• _WHAT THE TASK REQUIRES_: Gather every line below where "There" appears.

(Stored data entries)
= = =

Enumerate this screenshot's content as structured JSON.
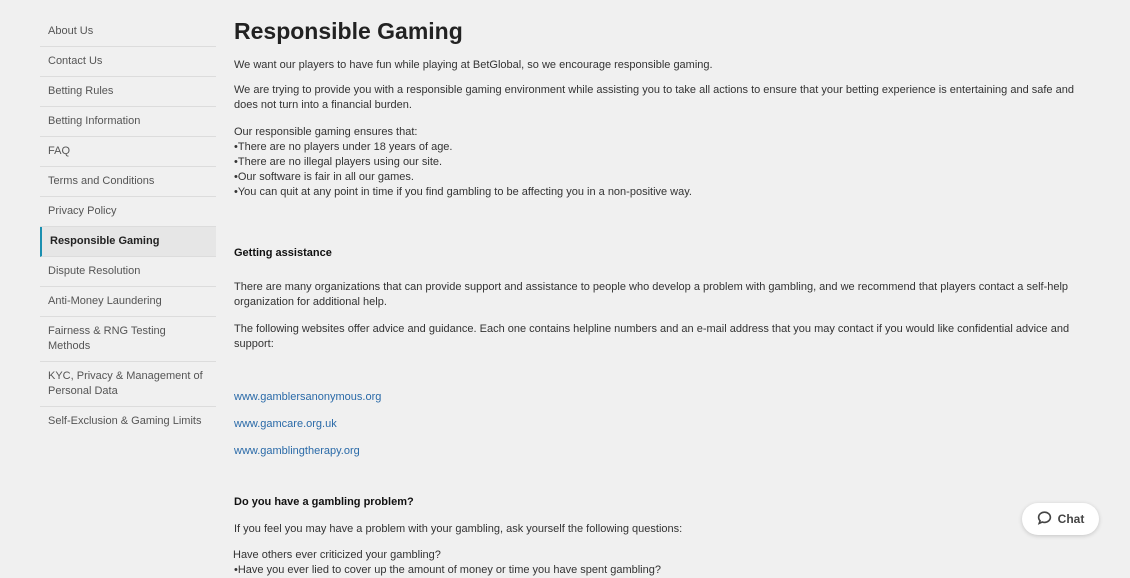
{
  "sidebar": {
    "items": [
      {
        "label": "About Us"
      },
      {
        "label": "Contact Us"
      },
      {
        "label": "Betting Rules"
      },
      {
        "label": "Betting Information"
      },
      {
        "label": "FAQ"
      },
      {
        "label": "Terms and Conditions"
      },
      {
        "label": "Privacy Policy"
      },
      {
        "label": "Responsible Gaming",
        "active": true
      },
      {
        "label": "Dispute Resolution"
      },
      {
        "label": "Anti-Money Laundering"
      },
      {
        "label": "Fairness & RNG Testing Methods"
      },
      {
        "label": "KYC, Privacy & Management of Personal Data"
      },
      {
        "label": "Self-Exclusion & Gaming Limits"
      }
    ]
  },
  "main": {
    "title": "Responsible Gaming",
    "intro1": "We want our players to have fun while playing at BetGlobal, so we encourage responsible gaming.",
    "intro2": "We are trying to provide you with a responsible gaming environment while assisting you to take all actions to ensure that your betting experience is entertaining and safe and does not turn into a financial burden.",
    "ensures_heading": "Our responsible gaming ensures that:",
    "ensures": [
      "•There are no players under 18 years of age.",
      "•There are no illegal players using our site.",
      "•Our software is fair in all our games.",
      "•You can quit at any point in time if you find gambling to be affecting you in a non-positive way."
    ],
    "assist_heading": "Getting assistance",
    "assist_p1": "There are many organizations that can provide support and assistance to people who develop a problem with gambling, and we recommend that players contact a self-help organization for additional help.",
    "assist_p2": "The following websites offer advice and guidance. Each one contains helpline numbers and an e-mail address that you may contact if you would like confidential advice and support:",
    "links": [
      "www.gamblersanonymous.org",
      "www.gamcare.org.uk",
      "www.gamblingtherapy.org"
    ],
    "problem_heading": "Do you have a gambling problem?",
    "problem_p": "If you feel you may have a problem with your gambling, ask yourself the following questions:",
    "questions": [
      "Have others ever criticized your gambling?",
      "•Have you ever lied to cover up the amount of money or time you have spent gambling?"
    ]
  },
  "chat": {
    "label": "Chat",
    "icon": "chat-bubble-icon"
  }
}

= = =

• _RESULT FOR THIS TASK_:
      "•There are no players under 18 years of age.",
      "•There are no illegal players using our site.",
    "assist_p1": "There are many organizations that can provide support and assistance to people who develop a problem with gambling, and we recommend that players contact a self-help organization for additional help.",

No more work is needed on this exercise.